• _Exercise brief_
Scan the data beneath this task and copy each line that includes "handle".

** Opening Materials provided block **

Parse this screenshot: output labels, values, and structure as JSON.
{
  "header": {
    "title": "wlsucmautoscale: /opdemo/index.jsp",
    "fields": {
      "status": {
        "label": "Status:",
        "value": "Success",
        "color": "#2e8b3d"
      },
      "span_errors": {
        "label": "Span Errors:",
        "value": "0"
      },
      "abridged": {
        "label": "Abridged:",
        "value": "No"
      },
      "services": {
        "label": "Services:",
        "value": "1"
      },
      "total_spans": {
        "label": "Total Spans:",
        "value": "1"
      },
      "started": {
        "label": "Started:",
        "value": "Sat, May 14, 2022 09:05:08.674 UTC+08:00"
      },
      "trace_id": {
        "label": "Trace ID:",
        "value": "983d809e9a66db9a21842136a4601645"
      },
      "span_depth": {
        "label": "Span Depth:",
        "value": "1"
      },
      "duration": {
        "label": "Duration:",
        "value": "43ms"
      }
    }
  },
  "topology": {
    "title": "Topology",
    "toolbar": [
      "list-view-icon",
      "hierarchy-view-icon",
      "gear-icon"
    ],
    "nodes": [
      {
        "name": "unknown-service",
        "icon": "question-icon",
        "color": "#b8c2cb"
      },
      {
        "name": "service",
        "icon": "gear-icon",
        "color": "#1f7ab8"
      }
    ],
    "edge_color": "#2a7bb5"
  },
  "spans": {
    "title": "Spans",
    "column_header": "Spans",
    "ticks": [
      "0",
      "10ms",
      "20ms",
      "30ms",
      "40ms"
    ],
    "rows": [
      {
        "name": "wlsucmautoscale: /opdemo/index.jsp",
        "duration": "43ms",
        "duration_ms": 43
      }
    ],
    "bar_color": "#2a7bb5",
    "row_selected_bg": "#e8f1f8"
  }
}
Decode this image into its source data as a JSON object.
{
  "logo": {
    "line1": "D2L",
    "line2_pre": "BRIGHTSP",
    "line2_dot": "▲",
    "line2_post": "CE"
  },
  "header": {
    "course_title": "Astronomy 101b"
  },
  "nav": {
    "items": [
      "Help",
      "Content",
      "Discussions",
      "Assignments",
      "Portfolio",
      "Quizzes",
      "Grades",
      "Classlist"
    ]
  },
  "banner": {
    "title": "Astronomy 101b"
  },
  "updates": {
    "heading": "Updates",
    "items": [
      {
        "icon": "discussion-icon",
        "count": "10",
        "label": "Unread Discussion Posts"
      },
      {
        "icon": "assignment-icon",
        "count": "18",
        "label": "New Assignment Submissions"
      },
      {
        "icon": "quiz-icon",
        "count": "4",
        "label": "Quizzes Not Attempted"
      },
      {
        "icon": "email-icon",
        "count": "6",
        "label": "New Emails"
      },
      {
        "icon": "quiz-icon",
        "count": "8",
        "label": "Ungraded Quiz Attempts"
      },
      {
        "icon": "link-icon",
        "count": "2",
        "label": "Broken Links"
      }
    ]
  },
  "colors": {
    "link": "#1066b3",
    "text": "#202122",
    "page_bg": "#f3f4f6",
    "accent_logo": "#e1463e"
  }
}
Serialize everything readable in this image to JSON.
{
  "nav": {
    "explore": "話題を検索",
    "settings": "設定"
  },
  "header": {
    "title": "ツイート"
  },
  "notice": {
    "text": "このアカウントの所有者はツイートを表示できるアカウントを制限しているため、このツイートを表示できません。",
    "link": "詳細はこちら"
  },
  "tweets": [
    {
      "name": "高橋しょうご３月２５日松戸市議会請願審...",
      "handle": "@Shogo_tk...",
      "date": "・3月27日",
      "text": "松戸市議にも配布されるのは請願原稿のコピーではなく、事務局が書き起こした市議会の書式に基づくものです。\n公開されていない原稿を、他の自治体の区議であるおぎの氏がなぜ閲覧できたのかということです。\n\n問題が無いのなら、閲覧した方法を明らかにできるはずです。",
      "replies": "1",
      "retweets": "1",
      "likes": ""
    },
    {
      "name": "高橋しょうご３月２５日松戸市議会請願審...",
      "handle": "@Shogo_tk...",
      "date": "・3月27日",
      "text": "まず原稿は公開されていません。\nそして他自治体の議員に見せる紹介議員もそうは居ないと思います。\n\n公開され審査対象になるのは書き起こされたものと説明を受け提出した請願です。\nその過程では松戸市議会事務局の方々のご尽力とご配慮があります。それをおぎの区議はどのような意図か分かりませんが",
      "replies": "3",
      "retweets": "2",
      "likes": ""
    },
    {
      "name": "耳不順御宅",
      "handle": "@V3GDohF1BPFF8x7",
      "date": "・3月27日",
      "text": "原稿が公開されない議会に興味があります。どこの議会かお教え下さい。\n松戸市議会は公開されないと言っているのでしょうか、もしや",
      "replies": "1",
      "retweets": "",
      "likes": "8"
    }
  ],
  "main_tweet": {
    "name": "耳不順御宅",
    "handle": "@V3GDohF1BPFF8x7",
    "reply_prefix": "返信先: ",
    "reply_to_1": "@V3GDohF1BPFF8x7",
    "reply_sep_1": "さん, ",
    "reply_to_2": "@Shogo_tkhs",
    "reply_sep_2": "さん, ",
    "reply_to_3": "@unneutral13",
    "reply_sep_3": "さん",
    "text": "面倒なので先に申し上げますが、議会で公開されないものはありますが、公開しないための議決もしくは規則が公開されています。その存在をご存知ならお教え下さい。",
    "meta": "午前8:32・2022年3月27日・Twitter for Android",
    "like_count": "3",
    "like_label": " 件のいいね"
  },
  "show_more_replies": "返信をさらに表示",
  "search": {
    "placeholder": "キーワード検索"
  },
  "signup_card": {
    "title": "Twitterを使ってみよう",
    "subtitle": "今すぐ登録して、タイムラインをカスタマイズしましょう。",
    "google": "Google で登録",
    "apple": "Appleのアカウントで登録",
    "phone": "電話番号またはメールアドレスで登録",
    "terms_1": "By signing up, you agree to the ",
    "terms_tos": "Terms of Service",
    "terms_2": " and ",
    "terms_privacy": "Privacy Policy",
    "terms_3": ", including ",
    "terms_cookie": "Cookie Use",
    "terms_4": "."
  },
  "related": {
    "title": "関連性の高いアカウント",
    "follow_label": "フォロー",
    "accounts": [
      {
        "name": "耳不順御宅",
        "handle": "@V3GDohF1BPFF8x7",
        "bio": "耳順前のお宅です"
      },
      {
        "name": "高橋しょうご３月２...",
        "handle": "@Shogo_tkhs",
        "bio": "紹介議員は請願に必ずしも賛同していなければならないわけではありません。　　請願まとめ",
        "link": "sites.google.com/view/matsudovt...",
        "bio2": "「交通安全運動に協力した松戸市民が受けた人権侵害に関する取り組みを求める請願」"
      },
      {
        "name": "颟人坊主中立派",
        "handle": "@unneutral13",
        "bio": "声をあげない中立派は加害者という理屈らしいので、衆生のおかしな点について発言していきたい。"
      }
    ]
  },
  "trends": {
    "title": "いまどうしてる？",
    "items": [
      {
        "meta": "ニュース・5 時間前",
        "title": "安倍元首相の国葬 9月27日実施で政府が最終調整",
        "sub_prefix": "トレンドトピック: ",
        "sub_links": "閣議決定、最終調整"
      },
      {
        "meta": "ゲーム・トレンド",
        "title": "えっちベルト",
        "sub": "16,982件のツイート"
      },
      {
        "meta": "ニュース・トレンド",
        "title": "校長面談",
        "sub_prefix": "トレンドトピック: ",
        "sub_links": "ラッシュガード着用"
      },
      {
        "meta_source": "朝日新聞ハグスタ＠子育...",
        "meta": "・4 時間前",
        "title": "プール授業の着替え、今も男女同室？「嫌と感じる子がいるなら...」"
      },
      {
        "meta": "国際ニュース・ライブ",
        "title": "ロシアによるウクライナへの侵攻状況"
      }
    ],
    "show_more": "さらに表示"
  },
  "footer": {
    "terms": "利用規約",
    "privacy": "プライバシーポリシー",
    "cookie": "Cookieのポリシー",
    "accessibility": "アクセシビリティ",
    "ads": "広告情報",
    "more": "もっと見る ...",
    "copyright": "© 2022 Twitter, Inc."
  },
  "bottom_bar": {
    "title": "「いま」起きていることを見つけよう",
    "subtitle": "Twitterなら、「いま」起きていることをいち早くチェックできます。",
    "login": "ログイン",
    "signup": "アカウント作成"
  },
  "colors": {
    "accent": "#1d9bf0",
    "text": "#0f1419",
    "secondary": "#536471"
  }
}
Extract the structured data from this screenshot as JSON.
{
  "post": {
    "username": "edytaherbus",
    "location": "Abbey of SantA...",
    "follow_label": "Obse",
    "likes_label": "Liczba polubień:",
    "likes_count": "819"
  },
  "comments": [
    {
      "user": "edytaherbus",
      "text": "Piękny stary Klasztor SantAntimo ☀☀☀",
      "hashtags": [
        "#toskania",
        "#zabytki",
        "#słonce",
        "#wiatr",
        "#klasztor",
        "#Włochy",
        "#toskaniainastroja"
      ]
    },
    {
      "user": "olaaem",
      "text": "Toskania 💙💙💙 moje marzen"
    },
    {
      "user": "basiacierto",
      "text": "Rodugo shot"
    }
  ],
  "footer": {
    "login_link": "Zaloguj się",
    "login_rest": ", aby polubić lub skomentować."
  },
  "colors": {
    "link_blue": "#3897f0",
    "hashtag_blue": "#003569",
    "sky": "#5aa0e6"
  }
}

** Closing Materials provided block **

• _Result of the exercise_
      "handle": "@Shogo_tk...",
      "handle": "@Shogo_tk...",
      "handle": "@V3GDohF1BPFF8x7",
    "handle": "@V3GDohF1BPFF8x7",
        "handle": "@V3GDohF1BPFF8x7",
        "handle": "@Shogo_tkhs",
        "handle": "@unneutral13",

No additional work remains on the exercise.